Prompt:
Extract, from the records beneath this instruction, each line that contains the word "Flow".

(Dataset rows for apps and sites)
== Segment start ==
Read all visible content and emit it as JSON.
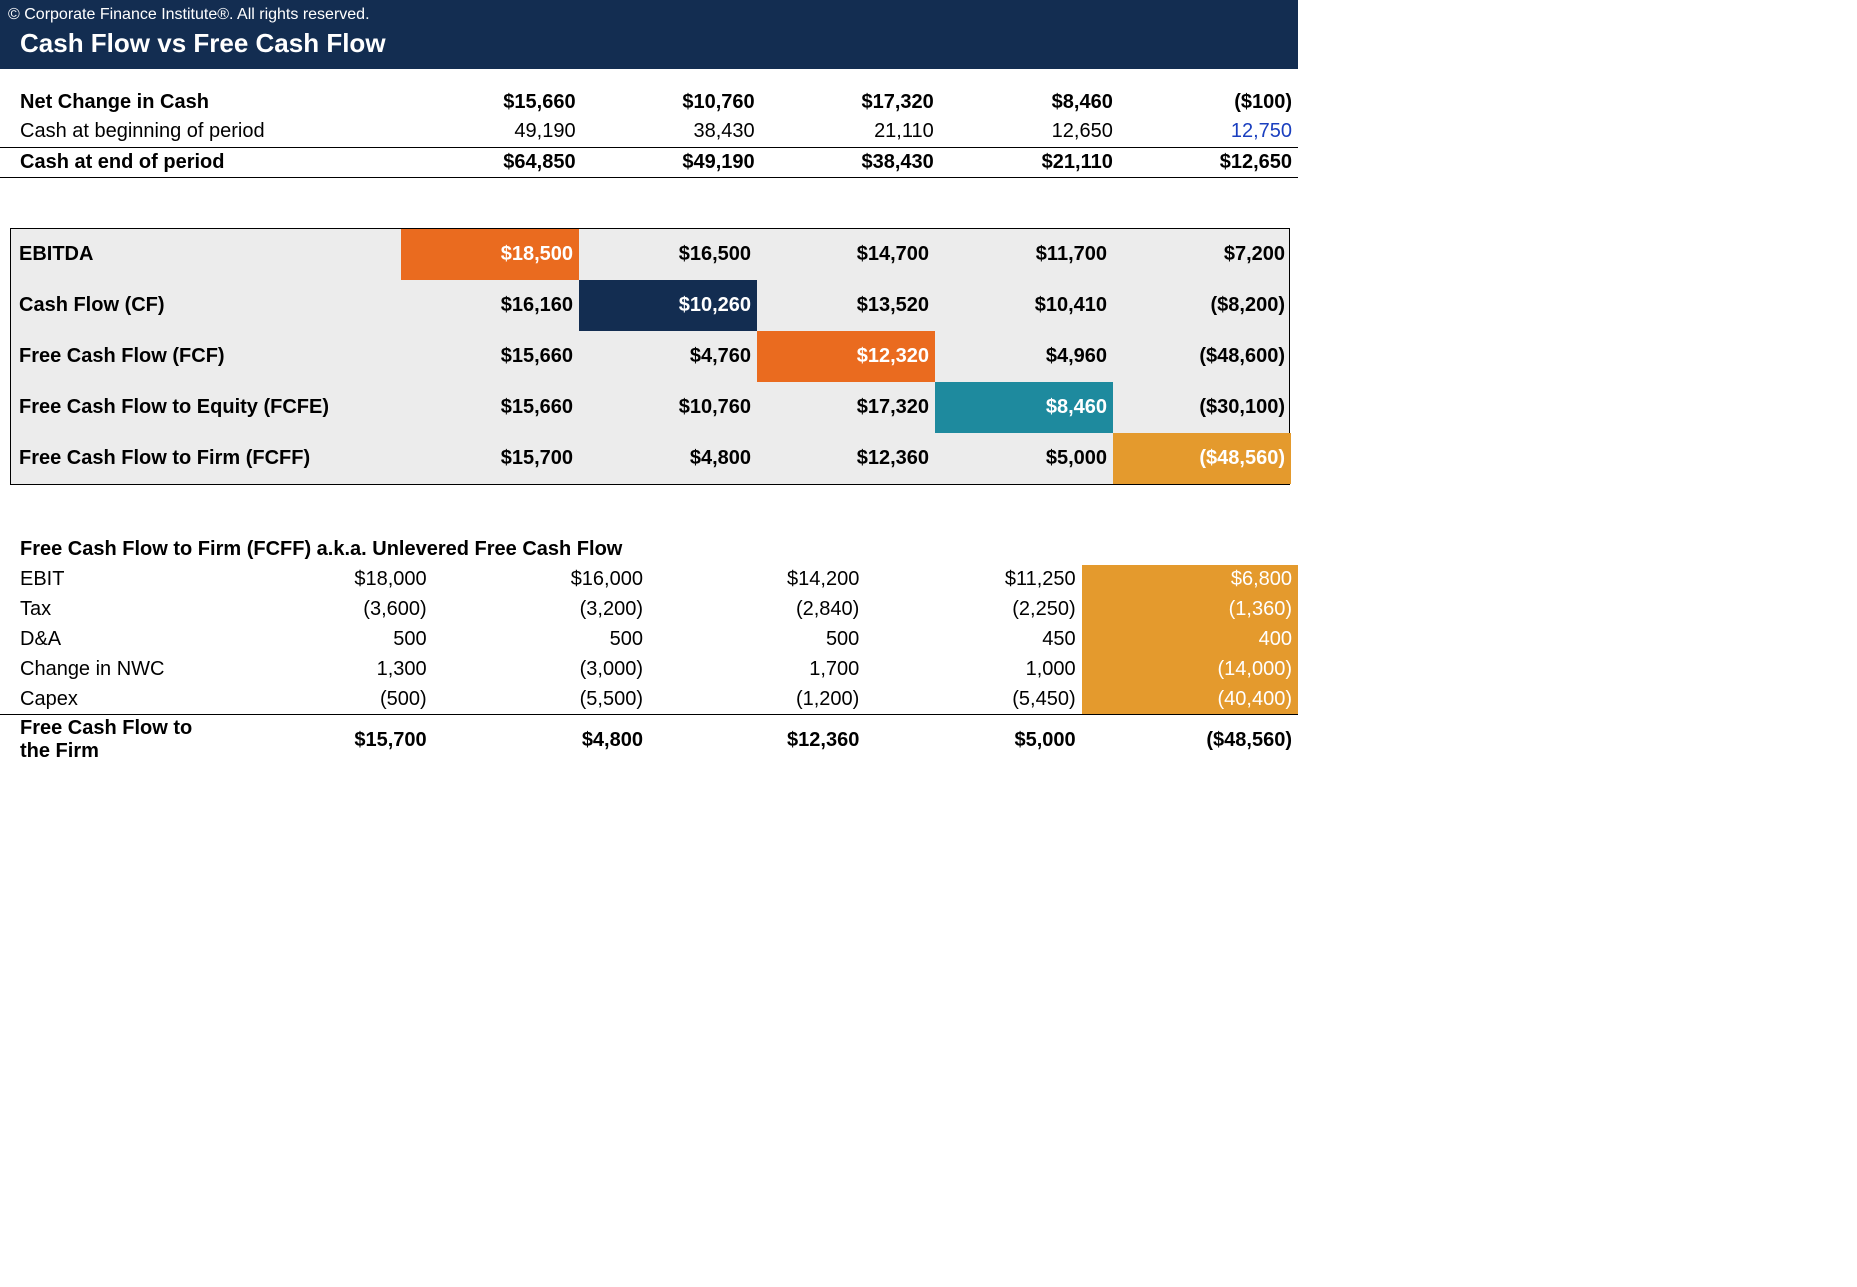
{
  "header": {
    "copyright": "© Corporate Finance Institute®. All rights reserved.",
    "title": "Cash Flow vs Free Cash Flow"
  },
  "cash_summary": {
    "net_change": {
      "label": "Net Change in Cash",
      "c1": "$15,660",
      "c2": "$10,760",
      "c3": "$17,320",
      "c4": "$8,460",
      "c5": "($100)"
    },
    "begin": {
      "label": "Cash at beginning of period",
      "c1": "49,190",
      "c2": "38,430",
      "c3": "21,110",
      "c4": "12,650",
      "c5": "12,750"
    },
    "end": {
      "label": "Cash at end of period",
      "c1": "$64,850",
      "c2": "$49,190",
      "c3": "$38,430",
      "c4": "$21,110",
      "c5": "$12,650"
    }
  },
  "metrics": {
    "ebitda": {
      "label": "EBITDA",
      "c1": "$18,500",
      "c2": "$16,500",
      "c3": "$14,700",
      "c4": "$11,700",
      "c5": "$7,200"
    },
    "cf": {
      "label": "Cash Flow (CF)",
      "c1": "$16,160",
      "c2": "$10,260",
      "c3": "$13,520",
      "c4": "$10,410",
      "c5": "($8,200)"
    },
    "fcf": {
      "label": "Free Cash Flow (FCF)",
      "c1": "$15,660",
      "c2": "$4,760",
      "c3": "$12,320",
      "c4": "$4,960",
      "c5": "($48,600)"
    },
    "fcfe": {
      "label": "Free Cash Flow to Equity (FCFE)",
      "c1": "$15,660",
      "c2": "$10,760",
      "c3": "$17,320",
      "c4": "$8,460",
      "c5": "($30,100)"
    },
    "fcff": {
      "label": "Free Cash Flow to Firm (FCFF)",
      "c1": "$15,700",
      "c2": "$4,800",
      "c3": "$12,360",
      "c4": "$5,000",
      "c5": "($48,560)"
    }
  },
  "fcff_detail": {
    "title": "Free Cash Flow to Firm (FCFF) a.k.a. Unlevered Free Cash Flow",
    "ebit": {
      "label": "EBIT",
      "c1": "$18,000",
      "c2": "$16,000",
      "c3": "$14,200",
      "c4": "$11,250",
      "c5": "$6,800"
    },
    "tax": {
      "label": "Tax",
      "c1": "(3,600)",
      "c2": "(3,200)",
      "c3": "(2,840)",
      "c4": "(2,250)",
      "c5": "(1,360)"
    },
    "da": {
      "label": "D&A",
      "c1": "500",
      "c2": "500",
      "c3": "500",
      "c4": "450",
      "c5": "400"
    },
    "nwc": {
      "label": "Change in NWC",
      "c1": "1,300",
      "c2": "(3,000)",
      "c3": "1,700",
      "c4": "1,000",
      "c5": "(14,000)"
    },
    "capex": {
      "label": "Capex",
      "c1": "(500)",
      "c2": "(5,500)",
      "c3": "(1,200)",
      "c4": "(5,450)",
      "c5": "(40,400)"
    },
    "total": {
      "label": "Free Cash Flow to the Firm",
      "c1": "$15,700",
      "c2": "$4,800",
      "c3": "$12,360",
      "c4": "$5,000",
      "c5": "($48,560)"
    }
  },
  "colors": {
    "header_bg": "#132d51",
    "highlight_orange": "#ea6b1f",
    "highlight_navy": "#132d51",
    "highlight_teal": "#1e8a9e",
    "highlight_amber": "#e49a2d",
    "link_blue": "#1a3fbf"
  }
}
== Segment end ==
Reply:
    "title": "Cash Flow vs Free Cash Flow"
      "label": "Cash Flow (CF)",
      "label": "Free Cash Flow (FCF)",
      "label": "Free Cash Flow to Equity (FCFE)",
      "label": "Free Cash Flow to Firm (FCFF)",
    "title": "Free Cash Flow to Firm (FCFF) a.k.a. Unlevered Free Cash Flow",
      "label": "Free Cash Flow to the Firm",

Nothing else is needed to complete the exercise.